Higgins: If it saves one freedomWritten by Tim Higgins | | email@example.com
I was listening to the webcast of a radio show on Toledo’s 1370 WSPD called “Echoes of Ireland” this weekend to re-immerse myself in a bit of Irish culture and music with hosts John Connolly and Ted McHugh in the hopes of renewing my spirit.
My solace was short-lived however, when one of the hosts spoke of returning from a recent trip back to the Emerald Isle. I can’t recall which it was; but he carried the sad news to pass on that the long famous Irish pub culture appears to be dying, especially in the rural areas of the country. It seems that the DUI laws in Ireland have seen a fair bit of change in recent years (much as they have here) and that zero tolerance for violations of the .05 blood alcohol level has seen the arrest levels rise at an alarming rate.
Now to understand this, one must first take a step back and realize that the “pub” culture (short for public house) is different in Ireland than the bar culture in the U.S. Pubs are often places of family gathering for communities, where live music is performed and the political and social events of the country are widely discussed. Certainly a pint or two is consumed, and even a glass of whiskey or wine; but these actions are taken without the often frenzied efforts of escaped prison inmates that often seems to happen in this country.
One should also understand the .05 blood alcohol limitation, which is lower than the once traditional .10 of days past and the .08 that the federal government now often “encourages” with highway tax dollars.
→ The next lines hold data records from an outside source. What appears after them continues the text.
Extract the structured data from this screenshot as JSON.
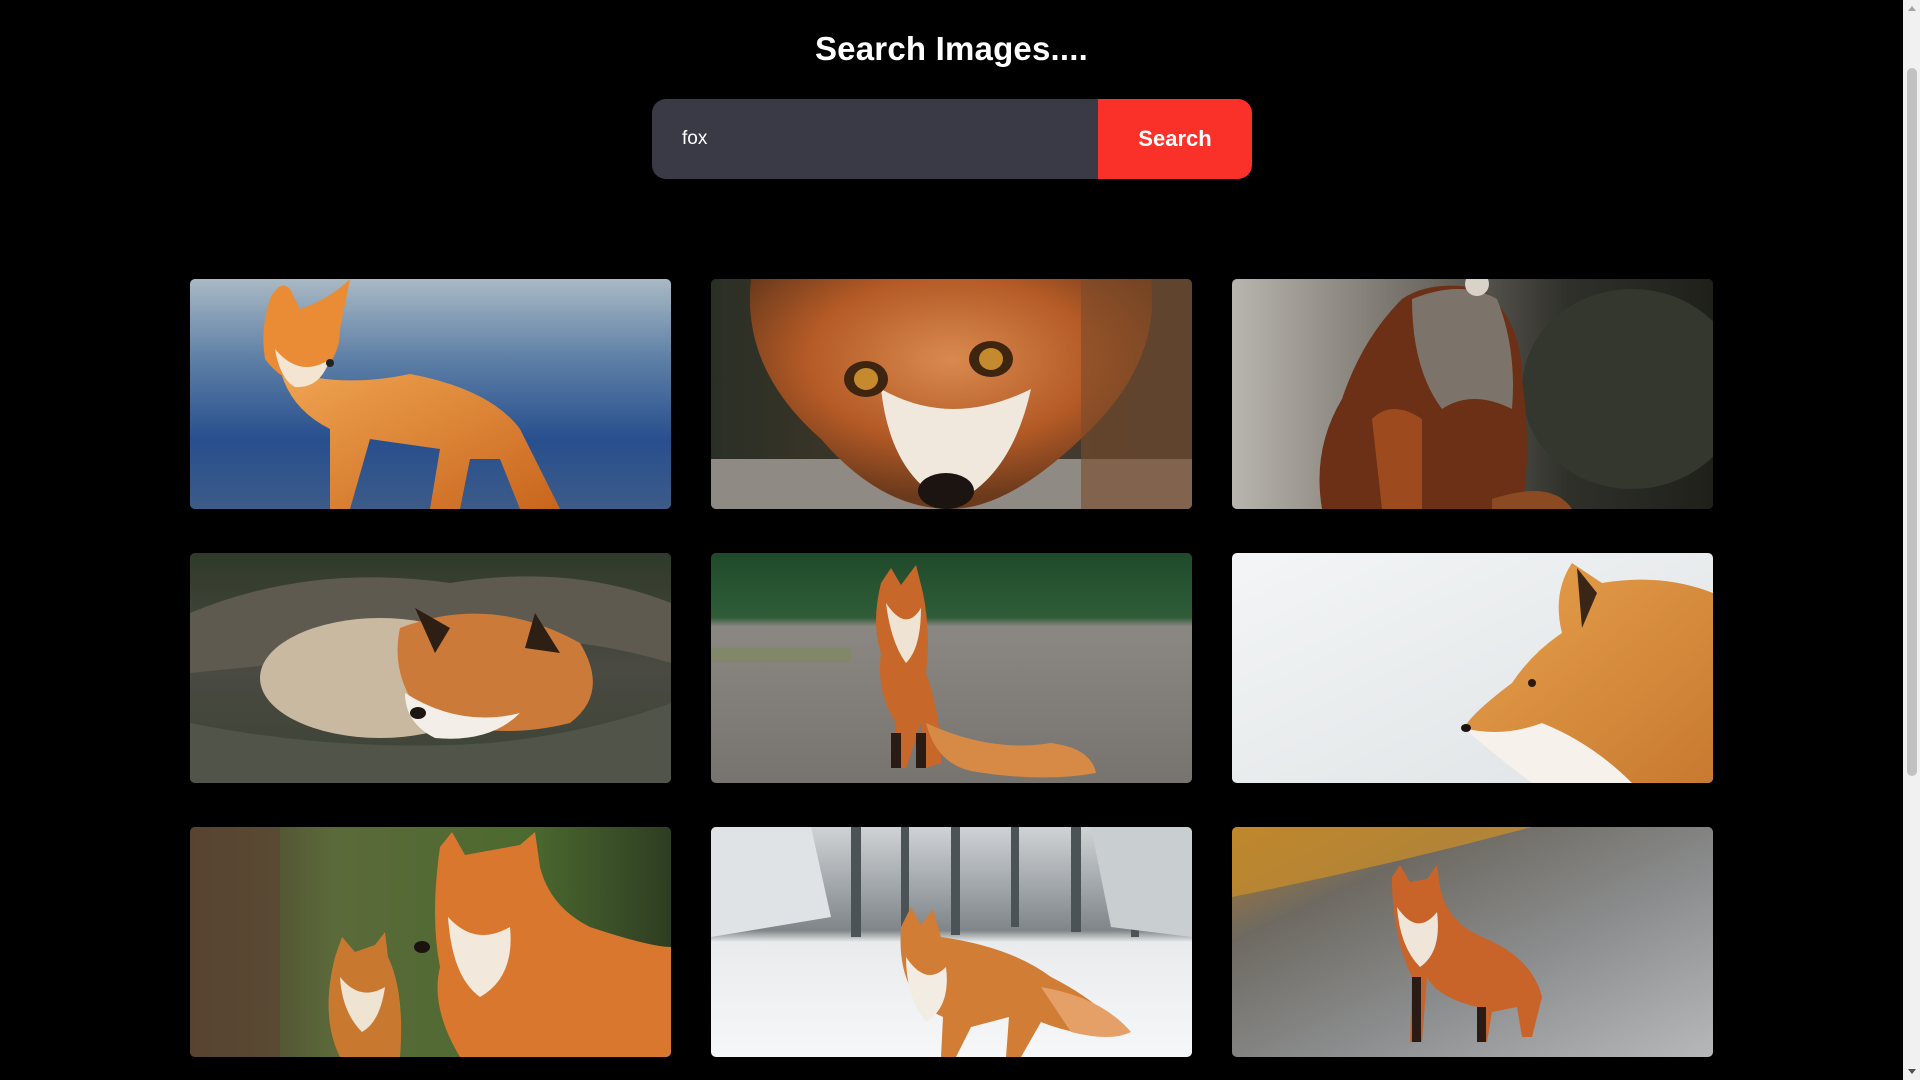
{
  "header": {
    "title": "Search Images...."
  },
  "search": {
    "value": "fox",
    "button_label": "Search"
  },
  "results": [
    {
      "name": "fox-standing-blue-background"
    },
    {
      "name": "fox-face-closeup"
    },
    {
      "name": "fox-sitting-dark-rocks"
    },
    {
      "name": "fox-sleeping-on-logs"
    },
    {
      "name": "fox-sitting-on-gravel"
    },
    {
      "name": "fox-profile-white-background"
    },
    {
      "name": "fox-mother-and-cub"
    },
    {
      "name": "fox-in-snowy-forest"
    },
    {
      "name": "fox-on-wet-road"
    }
  ],
  "colors": {
    "background": "#000000",
    "input_background": "#3a3a47",
    "accent": "#fa3128"
  }
}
One 12-ounce beer, one six ounce glass of wine, or a one ounce shot of whiskey an hour is enough to put the average person at or slightly over the .10 limit. A drink before dinner and a glass of wine with it therefore, will put the average person in danger of arrest. You can therefore imagine what even one 16-ounce beer consumed an hour will do with a .05 limit.
Many recognize the potential of having had one too many, leave their cars, and take a cab home. Not to be out maneuvered however, the Irish police have taken notice of vehicles parked overnight near pubs, and arrested the previous night’s merrymakers when they come to claim their cars in the morning. Alcohol is after all, burned off by the body only slowly, and the chances are good that someone who took a cab home retains enough in their system to fail in the morning, the test they avoided the night before. As a result of such government intervention, pubs all over the country are either restricting hours or closing altogether as the number of their patrons fall victim.
“Who cares?” you say. “No one wants those impaired by alcohol on the streets anyway. After all, if it saves just one life, it’s worth it.” Besides what have Irish DUI laws to do with the U.S.? And of course you’re right in saying that we don’t want impaired drivers on the streets, but having first increased enforcement, one should also be asking about the increasingly restrictive nature of such laws.
Might I suggest that a population that increasingly stays at home, rather than risk violating the law or regulation, is an easier one to control. Might I add that one that does not gather together in public places is less likely to find common ground with each other, let alone common fault with those ruling them. Add this to the increasingly onerous rules and regulations imposed by the Department of Homeland Security and their Keystone Kops at the TSA, and it doesn’t take wearing a tin foil hat to believe that there could be a conscious strategy at work here. Tie it with a bow of random street shootings in cities across the nation that far too often go unsolved and it makes a suspiciously perfect package
Societies in the U.S. and around the world, have become increasingly insular and isolated. With Xbox 360, Wii, Netflix and cable television, we are increasingly a citizenry that seeks its entertainments alone within the four walls of a home that continues to provide at least a modicum of protection from a creeping incursion on our freedom to do anything outside the imprisonment we compel upon ourselves. We sit often mindlessly in front of televisions, ingesting endorphin-raising snacks in a sorry substitute for the effects that a little exercise once gave. We lock ourselves in a supposed cocoon of electronic safety (and sometimes anonymity) to socialize on the Internet, and only with those who agree with us, rather than gathering in face-to-face networking situations that would provide the very shot of adrenaline stimulation that most of us need.
Perhaps it’s not too late yet however. Maybe there’s still time to get ourselves off of our collective duff and fight a trend being subliminally foisted upon us. There might even be time to have serious (and civil) discussion on real issues before the fall election, rather than those that the willing co-conspirator of a mainstream media doles out to keep us distracted and amused. After all, if just one freedom is saved, isn’t it worth it?